NEW YORK — Darden Restaurants inked a $2.1 billion deal on Friday to unload its struggling Red Lobster business to Golden Gate Capital.
Golden Gate may be able to inject some new life into Red Lobster, but the deal is likely to rile up Darden investors. Shares fell nearly 3% in early trading.
Some hedge funds have criticized Darden for how it is handling Red Lobster. Darden originally planed to spin-off the seafood restaurant chain as a separate publicly traded company before deciding to sell Red Lobster to Golden Gate. The sale is not subject to shareholder approval, Darden said.
Earlier this week, activist investor Starboard said it “condemns” Darden for apparently trying to “rush an irreversible and potentially value-destructive Red Lobster sale” without shareholder approval. Starboard owns 5.5% of Darden, recently warned a sale of Red Lobster could destroy up to $800 million of shareholder value.
Another hedge fund, Barington Capital, had been pushing to break Darden into two separate companies — one with the mature Olive Garden and Red Lobster brands and the other with faster-growing chains like LongHorn Steakhouse.
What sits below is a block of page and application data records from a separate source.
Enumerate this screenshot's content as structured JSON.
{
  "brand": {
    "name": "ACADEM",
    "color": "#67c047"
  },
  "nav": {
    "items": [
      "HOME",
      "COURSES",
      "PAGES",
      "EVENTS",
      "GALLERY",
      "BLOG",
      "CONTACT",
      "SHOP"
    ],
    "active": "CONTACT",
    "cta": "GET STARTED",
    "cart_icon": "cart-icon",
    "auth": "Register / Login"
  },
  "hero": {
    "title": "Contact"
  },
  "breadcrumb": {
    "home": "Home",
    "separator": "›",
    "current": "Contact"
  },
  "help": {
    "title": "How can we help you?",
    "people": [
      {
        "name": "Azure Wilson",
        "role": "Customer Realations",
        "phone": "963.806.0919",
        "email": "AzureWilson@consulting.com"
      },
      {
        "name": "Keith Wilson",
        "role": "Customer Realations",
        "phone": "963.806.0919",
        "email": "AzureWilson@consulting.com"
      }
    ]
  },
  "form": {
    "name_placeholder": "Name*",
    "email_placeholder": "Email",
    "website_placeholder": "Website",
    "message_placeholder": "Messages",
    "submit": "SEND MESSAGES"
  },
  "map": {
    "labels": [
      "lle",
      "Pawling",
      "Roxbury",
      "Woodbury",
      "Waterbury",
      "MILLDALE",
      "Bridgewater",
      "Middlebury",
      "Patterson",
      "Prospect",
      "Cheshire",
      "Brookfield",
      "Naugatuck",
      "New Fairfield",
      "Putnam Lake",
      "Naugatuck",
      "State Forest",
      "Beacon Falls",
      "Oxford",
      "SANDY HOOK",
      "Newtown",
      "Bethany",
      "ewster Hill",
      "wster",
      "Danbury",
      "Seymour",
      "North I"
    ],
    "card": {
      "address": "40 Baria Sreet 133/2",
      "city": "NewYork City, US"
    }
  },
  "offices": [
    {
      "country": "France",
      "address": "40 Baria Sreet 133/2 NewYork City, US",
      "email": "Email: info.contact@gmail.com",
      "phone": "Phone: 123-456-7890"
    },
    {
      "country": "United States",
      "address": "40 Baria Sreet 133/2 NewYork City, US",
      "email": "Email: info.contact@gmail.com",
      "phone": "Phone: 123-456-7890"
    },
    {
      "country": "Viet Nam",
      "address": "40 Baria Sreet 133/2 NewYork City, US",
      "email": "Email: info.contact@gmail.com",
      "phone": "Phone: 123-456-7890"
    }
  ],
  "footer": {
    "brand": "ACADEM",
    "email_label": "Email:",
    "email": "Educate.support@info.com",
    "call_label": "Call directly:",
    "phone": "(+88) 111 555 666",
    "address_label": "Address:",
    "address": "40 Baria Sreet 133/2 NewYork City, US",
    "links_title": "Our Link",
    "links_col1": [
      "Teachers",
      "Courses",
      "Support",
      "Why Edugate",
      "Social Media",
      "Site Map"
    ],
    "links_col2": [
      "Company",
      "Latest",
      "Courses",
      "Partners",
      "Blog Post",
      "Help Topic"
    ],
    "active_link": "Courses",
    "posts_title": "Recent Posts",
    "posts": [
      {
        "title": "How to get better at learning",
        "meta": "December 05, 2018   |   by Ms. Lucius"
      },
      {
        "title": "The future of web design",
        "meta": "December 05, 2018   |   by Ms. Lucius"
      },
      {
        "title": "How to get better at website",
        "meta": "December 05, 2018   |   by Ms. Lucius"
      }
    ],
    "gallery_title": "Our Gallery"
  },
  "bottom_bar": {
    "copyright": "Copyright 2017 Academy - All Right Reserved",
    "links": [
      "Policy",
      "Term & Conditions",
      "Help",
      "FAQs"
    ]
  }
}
Neither Barington nor Starboard responded to requests for comment about the Red Lobster sale.
Darden expects the sale to Golden Gate Capital will generate $1.6 billion after taxes and transaction costs, money the company plans to deploy to pay down debt, buy back stock and continue paying its dividend.
The restaurant operator said the deal maximizes the value of the Red Lobster business and removes uncertainties related to trying to turn around the chain. At the same time, Darden said it can now focus on righting the ship at Olive Garden, another of the company’s mature and struggling brands.
“We believe this agreement addresses key issues that our shareholders have raised, including the need to preserve the Company’s dividend and regain momentum at Olive Garden,” Darden CEO Clarence Otis said in a statement.
Golden Gate will have its work cut out for it. Red Lobster’s same-store sales in the U.S. tumbled 8.8% during the first three months of 2014, worse than the 5.4% drop at Olive Garden.
But Josh Olshansky, managing director at Golden Gate Capital, said in a statement that “Red Lobster is an exceptionally strong brand with an unparalleled market position in seafood casual dining.”
It’s not clear if Golden Gate plans to close stores as part of the acquisition. The private equity firm did not respond to a request for comment.
To pay for the acquisition, Golden Gate received financing from Deutsche Bank, Jefferies and GE Capital. It also did a $1.5 billion sale-leaseback deal with American Realty Capital Properties for more than 500 Red Lobster properties.